Input
============

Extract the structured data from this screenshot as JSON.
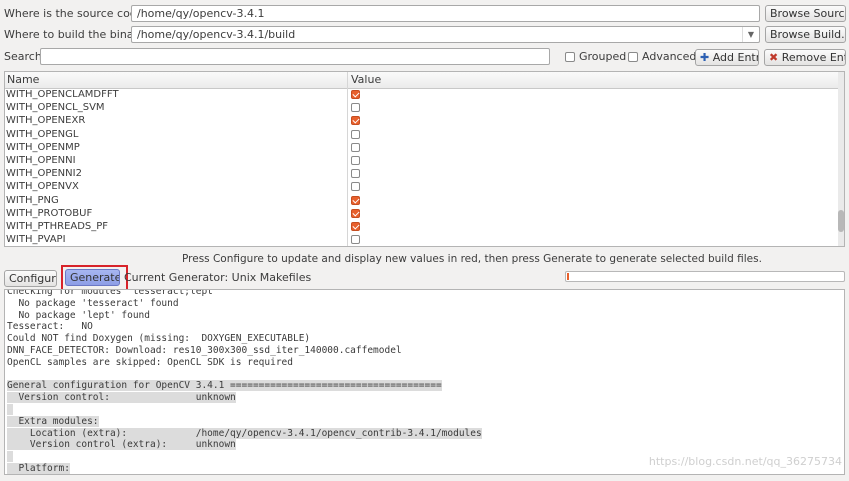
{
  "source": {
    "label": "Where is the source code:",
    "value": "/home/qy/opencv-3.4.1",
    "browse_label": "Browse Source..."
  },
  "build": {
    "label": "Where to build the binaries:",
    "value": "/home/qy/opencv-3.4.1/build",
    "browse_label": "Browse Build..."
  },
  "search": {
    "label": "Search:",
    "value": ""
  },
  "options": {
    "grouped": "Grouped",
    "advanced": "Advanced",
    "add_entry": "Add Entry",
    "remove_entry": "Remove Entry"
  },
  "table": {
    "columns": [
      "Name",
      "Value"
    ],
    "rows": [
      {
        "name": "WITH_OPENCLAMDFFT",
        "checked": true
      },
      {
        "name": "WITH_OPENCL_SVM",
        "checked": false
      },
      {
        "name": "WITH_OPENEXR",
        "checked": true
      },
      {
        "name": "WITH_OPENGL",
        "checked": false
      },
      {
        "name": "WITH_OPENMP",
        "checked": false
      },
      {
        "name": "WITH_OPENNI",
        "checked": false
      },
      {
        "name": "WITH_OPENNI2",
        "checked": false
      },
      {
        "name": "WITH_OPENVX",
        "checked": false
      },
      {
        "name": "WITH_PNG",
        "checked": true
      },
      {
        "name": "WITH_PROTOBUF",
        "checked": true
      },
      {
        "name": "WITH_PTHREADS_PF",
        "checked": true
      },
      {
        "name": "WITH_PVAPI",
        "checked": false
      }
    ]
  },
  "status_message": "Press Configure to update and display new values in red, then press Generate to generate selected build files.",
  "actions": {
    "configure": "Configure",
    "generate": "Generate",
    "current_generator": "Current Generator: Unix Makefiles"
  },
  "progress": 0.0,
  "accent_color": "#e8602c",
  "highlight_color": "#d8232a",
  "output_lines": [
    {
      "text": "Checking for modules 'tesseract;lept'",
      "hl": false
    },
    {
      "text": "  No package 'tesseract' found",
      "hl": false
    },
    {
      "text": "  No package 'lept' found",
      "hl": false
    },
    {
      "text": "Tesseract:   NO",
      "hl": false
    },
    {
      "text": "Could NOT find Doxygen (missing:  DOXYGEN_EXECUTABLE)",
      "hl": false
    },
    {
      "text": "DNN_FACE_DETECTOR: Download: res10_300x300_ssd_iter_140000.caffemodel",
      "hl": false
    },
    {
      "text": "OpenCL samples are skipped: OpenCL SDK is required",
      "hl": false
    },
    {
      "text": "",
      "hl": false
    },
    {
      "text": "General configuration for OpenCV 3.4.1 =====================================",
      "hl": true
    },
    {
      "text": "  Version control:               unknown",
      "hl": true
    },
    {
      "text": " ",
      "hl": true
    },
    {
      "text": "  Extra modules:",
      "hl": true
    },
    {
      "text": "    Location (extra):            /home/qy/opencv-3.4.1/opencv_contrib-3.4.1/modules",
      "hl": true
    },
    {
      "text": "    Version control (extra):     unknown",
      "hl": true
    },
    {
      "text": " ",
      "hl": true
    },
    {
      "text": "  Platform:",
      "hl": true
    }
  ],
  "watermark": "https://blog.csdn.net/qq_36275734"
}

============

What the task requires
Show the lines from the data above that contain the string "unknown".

Solved exercise
      "text": "  Version control:               unknown",
      "text": "    Version control (extra):     unknown",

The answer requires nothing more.